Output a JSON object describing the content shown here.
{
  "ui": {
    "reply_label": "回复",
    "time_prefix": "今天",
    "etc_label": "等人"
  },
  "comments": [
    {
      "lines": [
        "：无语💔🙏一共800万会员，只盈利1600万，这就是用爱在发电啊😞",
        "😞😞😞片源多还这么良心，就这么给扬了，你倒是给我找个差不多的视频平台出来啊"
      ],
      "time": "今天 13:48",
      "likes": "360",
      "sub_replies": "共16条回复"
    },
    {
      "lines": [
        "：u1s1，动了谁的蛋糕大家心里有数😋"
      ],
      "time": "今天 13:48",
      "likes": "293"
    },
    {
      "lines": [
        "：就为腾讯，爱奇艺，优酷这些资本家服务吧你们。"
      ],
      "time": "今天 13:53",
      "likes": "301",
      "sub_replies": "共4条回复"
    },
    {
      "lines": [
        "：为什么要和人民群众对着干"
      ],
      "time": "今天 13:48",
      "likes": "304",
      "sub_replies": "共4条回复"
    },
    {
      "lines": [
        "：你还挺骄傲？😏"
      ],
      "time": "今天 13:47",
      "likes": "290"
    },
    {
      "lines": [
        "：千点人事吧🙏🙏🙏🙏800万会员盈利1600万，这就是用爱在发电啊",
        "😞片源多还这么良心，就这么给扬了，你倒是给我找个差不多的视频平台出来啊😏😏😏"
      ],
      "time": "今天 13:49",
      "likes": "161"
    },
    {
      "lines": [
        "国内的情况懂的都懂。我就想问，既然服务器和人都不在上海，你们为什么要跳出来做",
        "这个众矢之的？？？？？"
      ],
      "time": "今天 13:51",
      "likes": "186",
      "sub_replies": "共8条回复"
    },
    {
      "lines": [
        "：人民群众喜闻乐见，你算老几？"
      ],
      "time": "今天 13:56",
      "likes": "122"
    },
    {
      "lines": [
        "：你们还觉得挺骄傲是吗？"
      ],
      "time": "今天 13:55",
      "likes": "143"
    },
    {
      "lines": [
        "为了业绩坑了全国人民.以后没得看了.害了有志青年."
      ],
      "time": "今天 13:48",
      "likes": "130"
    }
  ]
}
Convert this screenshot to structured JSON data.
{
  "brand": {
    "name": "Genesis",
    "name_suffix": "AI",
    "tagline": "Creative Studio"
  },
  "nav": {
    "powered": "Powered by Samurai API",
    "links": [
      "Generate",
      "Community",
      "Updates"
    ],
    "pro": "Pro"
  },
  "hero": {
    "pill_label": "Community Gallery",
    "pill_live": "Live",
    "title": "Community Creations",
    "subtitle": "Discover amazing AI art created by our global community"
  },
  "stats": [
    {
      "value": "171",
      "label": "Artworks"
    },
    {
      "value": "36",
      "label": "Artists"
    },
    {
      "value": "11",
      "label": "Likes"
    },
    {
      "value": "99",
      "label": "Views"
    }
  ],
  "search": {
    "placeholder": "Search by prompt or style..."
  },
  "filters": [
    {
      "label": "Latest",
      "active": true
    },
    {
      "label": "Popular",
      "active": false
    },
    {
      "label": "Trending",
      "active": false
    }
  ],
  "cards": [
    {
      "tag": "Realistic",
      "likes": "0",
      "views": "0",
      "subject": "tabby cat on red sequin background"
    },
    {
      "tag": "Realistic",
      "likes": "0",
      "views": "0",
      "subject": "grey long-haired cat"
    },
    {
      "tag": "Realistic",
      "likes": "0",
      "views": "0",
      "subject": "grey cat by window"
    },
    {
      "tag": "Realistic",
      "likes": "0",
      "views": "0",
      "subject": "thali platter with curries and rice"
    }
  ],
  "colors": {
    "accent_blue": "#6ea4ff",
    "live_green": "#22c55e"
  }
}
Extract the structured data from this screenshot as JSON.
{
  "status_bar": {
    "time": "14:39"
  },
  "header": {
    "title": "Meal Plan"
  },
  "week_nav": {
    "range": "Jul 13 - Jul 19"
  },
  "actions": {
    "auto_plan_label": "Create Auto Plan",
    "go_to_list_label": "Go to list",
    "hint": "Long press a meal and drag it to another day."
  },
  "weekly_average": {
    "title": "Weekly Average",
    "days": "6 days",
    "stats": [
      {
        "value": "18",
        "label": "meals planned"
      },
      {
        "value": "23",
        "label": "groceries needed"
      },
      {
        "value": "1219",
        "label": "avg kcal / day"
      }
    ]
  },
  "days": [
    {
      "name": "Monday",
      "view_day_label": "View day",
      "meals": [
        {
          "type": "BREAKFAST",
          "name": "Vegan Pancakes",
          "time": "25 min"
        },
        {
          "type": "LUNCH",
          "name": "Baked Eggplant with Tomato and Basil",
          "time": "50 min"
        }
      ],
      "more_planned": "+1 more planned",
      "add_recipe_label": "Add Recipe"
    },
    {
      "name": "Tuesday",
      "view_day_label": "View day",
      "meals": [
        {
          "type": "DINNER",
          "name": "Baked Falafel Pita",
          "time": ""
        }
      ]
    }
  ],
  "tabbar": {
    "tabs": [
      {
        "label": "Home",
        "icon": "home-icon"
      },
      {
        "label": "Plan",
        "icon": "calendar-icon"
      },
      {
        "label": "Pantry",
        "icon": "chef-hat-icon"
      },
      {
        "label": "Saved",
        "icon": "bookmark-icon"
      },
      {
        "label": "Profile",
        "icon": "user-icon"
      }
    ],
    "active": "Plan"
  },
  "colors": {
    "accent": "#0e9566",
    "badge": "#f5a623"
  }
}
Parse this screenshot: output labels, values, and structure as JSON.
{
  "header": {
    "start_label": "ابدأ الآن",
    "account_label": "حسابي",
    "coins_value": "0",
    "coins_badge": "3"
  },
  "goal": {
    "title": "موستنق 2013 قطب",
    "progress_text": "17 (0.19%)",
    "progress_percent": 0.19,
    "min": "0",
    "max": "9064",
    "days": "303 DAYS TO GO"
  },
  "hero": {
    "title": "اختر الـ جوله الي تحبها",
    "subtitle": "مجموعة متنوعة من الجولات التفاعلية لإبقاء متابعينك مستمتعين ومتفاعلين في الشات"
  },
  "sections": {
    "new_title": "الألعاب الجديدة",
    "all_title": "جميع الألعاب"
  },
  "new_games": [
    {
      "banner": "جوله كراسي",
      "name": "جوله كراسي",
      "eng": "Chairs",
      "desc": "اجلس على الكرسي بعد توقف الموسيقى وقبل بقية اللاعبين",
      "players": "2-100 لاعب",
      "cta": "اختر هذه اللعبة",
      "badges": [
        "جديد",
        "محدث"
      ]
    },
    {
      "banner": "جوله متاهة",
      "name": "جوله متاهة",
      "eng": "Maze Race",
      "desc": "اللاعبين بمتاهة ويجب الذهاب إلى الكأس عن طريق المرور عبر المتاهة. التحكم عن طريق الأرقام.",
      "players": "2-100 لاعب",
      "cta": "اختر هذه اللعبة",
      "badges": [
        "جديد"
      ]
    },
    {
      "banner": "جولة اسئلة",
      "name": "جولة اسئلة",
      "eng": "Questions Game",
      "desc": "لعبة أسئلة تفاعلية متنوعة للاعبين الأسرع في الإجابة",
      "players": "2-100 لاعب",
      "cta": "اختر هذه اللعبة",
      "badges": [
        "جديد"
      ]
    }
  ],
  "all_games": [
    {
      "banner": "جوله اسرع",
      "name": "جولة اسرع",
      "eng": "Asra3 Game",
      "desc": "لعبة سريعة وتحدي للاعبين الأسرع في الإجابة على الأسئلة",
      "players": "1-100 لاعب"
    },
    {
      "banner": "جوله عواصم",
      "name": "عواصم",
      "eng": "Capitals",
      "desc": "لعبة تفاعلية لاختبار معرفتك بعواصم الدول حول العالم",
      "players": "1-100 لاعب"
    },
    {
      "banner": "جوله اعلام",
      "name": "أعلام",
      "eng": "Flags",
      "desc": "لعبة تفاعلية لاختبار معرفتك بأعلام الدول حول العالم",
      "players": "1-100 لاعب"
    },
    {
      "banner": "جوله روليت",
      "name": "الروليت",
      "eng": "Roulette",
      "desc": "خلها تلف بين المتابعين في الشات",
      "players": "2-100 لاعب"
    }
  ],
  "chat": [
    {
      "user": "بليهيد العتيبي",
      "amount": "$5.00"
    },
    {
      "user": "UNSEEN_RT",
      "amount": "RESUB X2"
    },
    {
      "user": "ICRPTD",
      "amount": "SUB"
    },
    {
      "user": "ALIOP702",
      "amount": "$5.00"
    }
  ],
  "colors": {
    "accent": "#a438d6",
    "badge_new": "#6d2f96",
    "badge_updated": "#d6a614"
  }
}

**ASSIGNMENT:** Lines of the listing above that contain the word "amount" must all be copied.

**TASK SOLUTION:**
      "amount": "$5.00"
      "amount": "RESUB X2"
      "amount": "SUB"
      "amount": "$5.00"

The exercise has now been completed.